:: Listed records ::

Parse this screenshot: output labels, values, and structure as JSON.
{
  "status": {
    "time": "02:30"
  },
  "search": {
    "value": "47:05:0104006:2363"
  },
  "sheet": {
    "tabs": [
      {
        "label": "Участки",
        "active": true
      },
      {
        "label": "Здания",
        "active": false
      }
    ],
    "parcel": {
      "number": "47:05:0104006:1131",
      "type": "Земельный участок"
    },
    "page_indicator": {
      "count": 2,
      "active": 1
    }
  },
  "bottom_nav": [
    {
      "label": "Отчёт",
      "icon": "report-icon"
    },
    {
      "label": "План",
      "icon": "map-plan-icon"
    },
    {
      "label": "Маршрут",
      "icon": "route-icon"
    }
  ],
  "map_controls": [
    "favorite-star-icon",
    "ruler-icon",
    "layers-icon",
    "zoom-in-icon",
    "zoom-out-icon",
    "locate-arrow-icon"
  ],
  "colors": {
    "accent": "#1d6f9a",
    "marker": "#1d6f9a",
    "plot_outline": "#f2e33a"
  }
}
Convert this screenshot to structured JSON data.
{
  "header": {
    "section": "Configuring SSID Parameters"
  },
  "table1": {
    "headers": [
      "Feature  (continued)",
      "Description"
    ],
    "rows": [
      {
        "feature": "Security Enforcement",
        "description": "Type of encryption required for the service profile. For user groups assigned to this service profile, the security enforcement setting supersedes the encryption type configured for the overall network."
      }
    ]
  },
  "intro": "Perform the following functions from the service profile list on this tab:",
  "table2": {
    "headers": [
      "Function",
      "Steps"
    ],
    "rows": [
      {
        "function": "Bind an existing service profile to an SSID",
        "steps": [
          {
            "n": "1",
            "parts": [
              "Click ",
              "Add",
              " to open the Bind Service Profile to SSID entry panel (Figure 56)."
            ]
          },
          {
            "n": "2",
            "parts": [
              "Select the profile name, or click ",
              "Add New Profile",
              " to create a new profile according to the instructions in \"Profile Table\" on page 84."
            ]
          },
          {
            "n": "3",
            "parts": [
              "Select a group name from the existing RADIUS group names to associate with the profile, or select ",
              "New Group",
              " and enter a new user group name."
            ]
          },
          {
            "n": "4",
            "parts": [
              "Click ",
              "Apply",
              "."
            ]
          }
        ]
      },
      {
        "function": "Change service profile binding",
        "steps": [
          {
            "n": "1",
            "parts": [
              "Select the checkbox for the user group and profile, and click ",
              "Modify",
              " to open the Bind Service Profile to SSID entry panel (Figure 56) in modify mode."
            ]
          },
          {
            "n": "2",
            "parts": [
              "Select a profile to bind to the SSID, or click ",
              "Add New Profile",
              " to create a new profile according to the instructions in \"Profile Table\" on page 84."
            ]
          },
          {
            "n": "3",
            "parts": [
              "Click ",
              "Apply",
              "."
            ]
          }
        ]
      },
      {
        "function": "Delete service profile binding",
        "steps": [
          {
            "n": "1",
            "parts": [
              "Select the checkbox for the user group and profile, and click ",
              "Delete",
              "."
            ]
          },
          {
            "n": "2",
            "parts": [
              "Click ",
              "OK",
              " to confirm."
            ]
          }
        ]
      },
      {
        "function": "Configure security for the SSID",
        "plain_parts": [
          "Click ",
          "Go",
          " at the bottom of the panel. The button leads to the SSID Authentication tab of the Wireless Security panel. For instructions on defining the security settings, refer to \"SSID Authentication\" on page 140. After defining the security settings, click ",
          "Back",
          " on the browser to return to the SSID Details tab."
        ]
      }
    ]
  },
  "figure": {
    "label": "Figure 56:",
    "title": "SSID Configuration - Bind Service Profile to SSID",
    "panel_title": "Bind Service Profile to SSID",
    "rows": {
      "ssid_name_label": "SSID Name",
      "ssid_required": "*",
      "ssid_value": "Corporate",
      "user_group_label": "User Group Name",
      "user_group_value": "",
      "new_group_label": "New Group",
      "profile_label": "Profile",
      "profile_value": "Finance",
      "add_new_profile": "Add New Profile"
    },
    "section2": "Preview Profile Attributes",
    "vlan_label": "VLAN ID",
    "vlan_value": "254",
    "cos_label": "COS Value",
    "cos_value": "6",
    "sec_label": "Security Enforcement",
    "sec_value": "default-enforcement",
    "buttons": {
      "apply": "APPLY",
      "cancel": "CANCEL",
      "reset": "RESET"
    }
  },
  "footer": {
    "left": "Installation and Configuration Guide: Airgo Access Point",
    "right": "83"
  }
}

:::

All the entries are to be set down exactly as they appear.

Parse this screenshot: output labels, values, and structure as JSON.
{
  "status": {
    "time": "02:30"
  },
  "search": {
    "value": "47:05:0104006:2363"
  },
  "sheet": {
    "tabs": [
      {
        "label": "Участки",
        "active": true
      },
      {
        "label": "Здания",
        "active": false
      }
    ],
    "parcel": {
      "number": "47:05:0104006:1131",
      "type": "Земельный участок"
    },
    "page_indicator": {
      "count": 2,
      "active": 1
    }
  },
  "bottom_nav": [
    {
      "label": "Отчёт",
      "icon": "report-icon"
    },
    {
      "label": "План",
      "icon": "map-plan-icon"
    },
    {
      "label": "Маршрут",
      "icon": "route-icon"
    }
  ],
  "map_controls": [
    "favorite-star-icon",
    "ruler-icon",
    "layers-icon",
    "zoom-in-icon",
    "zoom-out-icon",
    "locate-arrow-icon"
  ],
  "colors": {
    "accent": "#1d6f9a",
    "marker": "#1d6f9a",
    "plot_outline": "#f2e33a"
  }
}
Convert this screenshot to structured JSON data.
{
  "header": {
    "section": "Configuring SSID Parameters"
  },
  "table1": {
    "headers": [
      "Feature  (continued)",
      "Description"
    ],
    "rows": [
      {
        "feature": "Security Enforcement",
        "description": "Type of encryption required for the service profile. For user groups assigned to this service profile, the security enforcement setting supersedes the encryption type configured for the overall network."
      }
    ]
  },
  "intro": "Perform the following functions from the service profile list on this tab:",
  "table2": {
    "headers": [
      "Function",
      "Steps"
    ],
    "rows": [
      {
        "function": "Bind an existing service profile to an SSID",
        "steps": [
          {
            "n": "1",
            "parts": [
              "Click ",
              "Add",
              " to open the Bind Service Profile to SSID entry panel (Figure 56)."
            ]
          },
          {
            "n": "2",
            "parts": [
              "Select the profile name, or click ",
              "Add New Profile",
              " to create a new profile according to the instructions in \"Profile Table\" on page 84."
            ]
          },
          {
            "n": "3",
            "parts": [
              "Select a group name from the existing RADIUS group names to associate with the profile, or select ",
              "New Group",
              " and enter a new user group name."
            ]
          },
          {
            "n": "4",
            "parts": [
              "Click ",
              "Apply",
              "."
            ]
          }
        ]
      },
      {
        "function": "Change service profile binding",
        "steps": [
          {
            "n": "1",
            "parts": [
              "Select the checkbox for the user group and profile, and click ",
              "Modify",
              " to open the Bind Service Profile to SSID entry panel (Figure 56) in modify mode."
            ]
          },
          {
            "n": "2",
            "parts": [
              "Select a profile to bind to the SSID, or click ",
              "Add New Profile",
              " to create a new profile according to the instructions in \"Profile Table\" on page 84."
            ]
          },
          {
            "n": "3",
            "parts": [
              "Click ",
              "Apply",
              "."
            ]
          }
        ]
      },
      {
        "function": "Delete service profile binding",
        "steps": [
          {
            "n": "1",
            "parts": [
              "Select the checkbox for the user group and profile, and click ",
              "Delete",
              "."
            ]
          },
          {
            "n": "2",
            "parts": [
              "Click ",
              "OK",
              " to confirm."
            ]
          }
        ]
      },
      {
        "function": "Configure security for the SSID",
        "plain_parts": [
          "Click ",
          "Go",
          " at the bottom of the panel. The button leads to the SSID Authentication tab of the Wireless Security panel. For instructions on defining the security settings, refer to \"SSID Authentication\" on page 140. After defining the security settings, click ",
          "Back",
          " on the browser to return to the SSID Details tab."
        ]
      }
    ]
  },
  "figure": {
    "label": "Figure 56:",
    "title": "SSID Configuration - Bind Service Profile to SSID",
    "panel_title": "Bind Service Profile to SSID",
    "rows": {
      "ssid_name_label": "SSID Name",
      "ssid_required": "*",
      "ssid_value": "Corporate",
      "user_group_label": "User Group Name",
      "user_group_value": "",
      "new_group_label": "New Group",
      "profile_label": "Profile",
      "profile_value": "Finance",
      "add_new_profile": "Add New Profile"
    },
    "section2": "Preview Profile Attributes",
    "vlan_label": "VLAN ID",
    "vlan_value": "254",
    "cos_label": "COS Value",
    "cos_value": "6",
    "sec_label": "Security Enforcement",
    "sec_value": "default-enforcement",
    "buttons": {
      "apply": "APPLY",
      "cancel": "CANCEL",
      "reset": "RESET"
    }
  },
  "footer": {
    "left": "Installation and Configuration Guide: Airgo Access Point",
    "right": "83"
  }
}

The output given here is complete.